» **Work order**
The answer must consist of every line from the entries below that contains the word "title".

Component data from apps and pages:
= = =
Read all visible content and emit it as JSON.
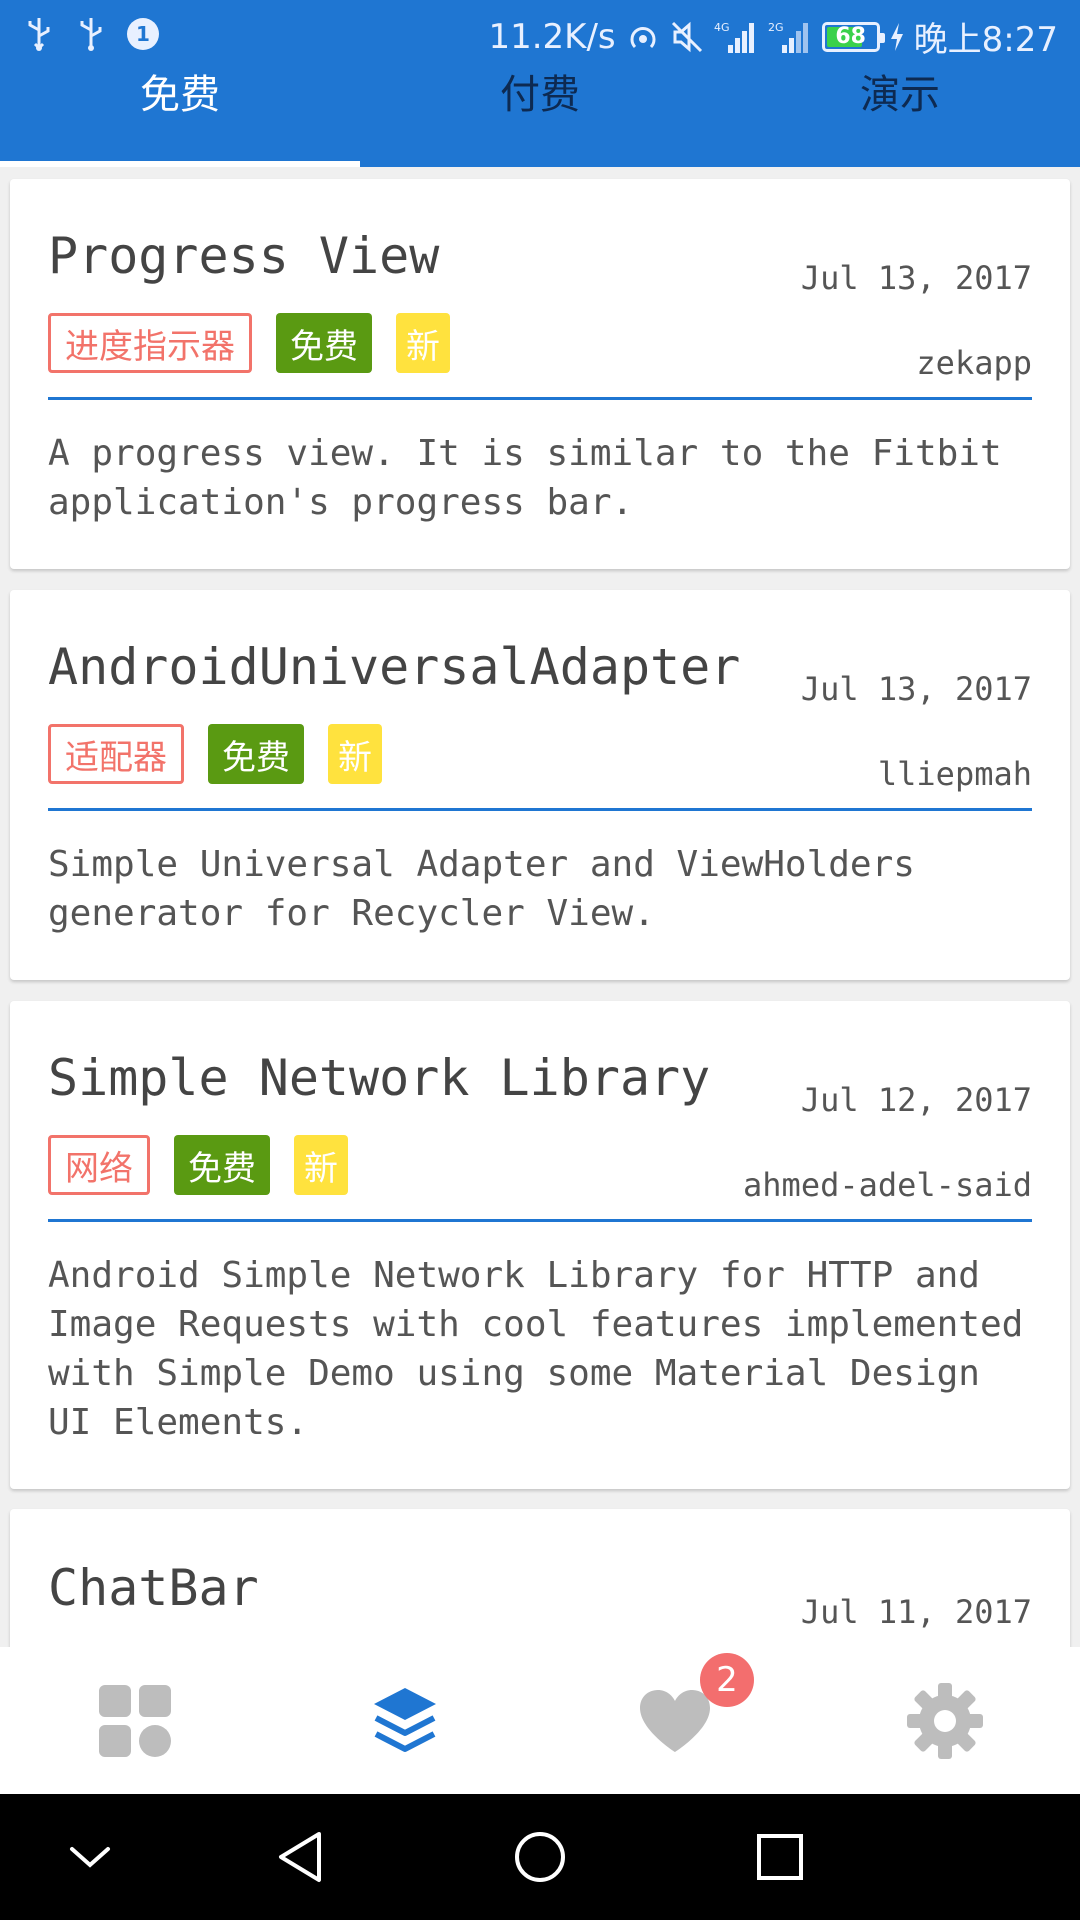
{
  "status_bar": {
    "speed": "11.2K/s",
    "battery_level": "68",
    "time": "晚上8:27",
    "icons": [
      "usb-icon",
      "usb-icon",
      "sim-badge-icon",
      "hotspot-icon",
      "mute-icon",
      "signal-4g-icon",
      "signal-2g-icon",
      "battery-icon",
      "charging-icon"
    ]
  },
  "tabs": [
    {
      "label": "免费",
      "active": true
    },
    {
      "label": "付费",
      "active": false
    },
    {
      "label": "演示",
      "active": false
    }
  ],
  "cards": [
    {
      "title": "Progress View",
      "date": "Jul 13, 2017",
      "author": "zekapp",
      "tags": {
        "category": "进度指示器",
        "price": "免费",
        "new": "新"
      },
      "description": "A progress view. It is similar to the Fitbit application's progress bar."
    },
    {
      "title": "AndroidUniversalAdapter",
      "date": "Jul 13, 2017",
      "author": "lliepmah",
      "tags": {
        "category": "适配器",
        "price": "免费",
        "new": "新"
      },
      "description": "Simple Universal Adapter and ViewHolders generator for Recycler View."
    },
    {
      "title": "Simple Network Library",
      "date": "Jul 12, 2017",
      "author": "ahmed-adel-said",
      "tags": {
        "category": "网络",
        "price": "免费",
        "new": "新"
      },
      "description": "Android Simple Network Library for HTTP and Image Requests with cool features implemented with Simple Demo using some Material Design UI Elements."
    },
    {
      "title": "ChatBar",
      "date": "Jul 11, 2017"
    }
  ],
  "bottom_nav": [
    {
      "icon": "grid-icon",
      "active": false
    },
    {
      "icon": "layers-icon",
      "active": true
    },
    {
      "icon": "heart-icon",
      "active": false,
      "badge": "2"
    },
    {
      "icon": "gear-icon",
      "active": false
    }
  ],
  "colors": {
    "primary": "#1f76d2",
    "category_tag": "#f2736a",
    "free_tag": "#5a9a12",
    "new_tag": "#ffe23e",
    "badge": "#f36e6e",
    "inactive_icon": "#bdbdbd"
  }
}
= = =
» **Exercise answer**
      "title": "Progress View",
      "title": "AndroidUniversalAdapter",
      "title": "Simple Network Library",
      "title": "ChatBar",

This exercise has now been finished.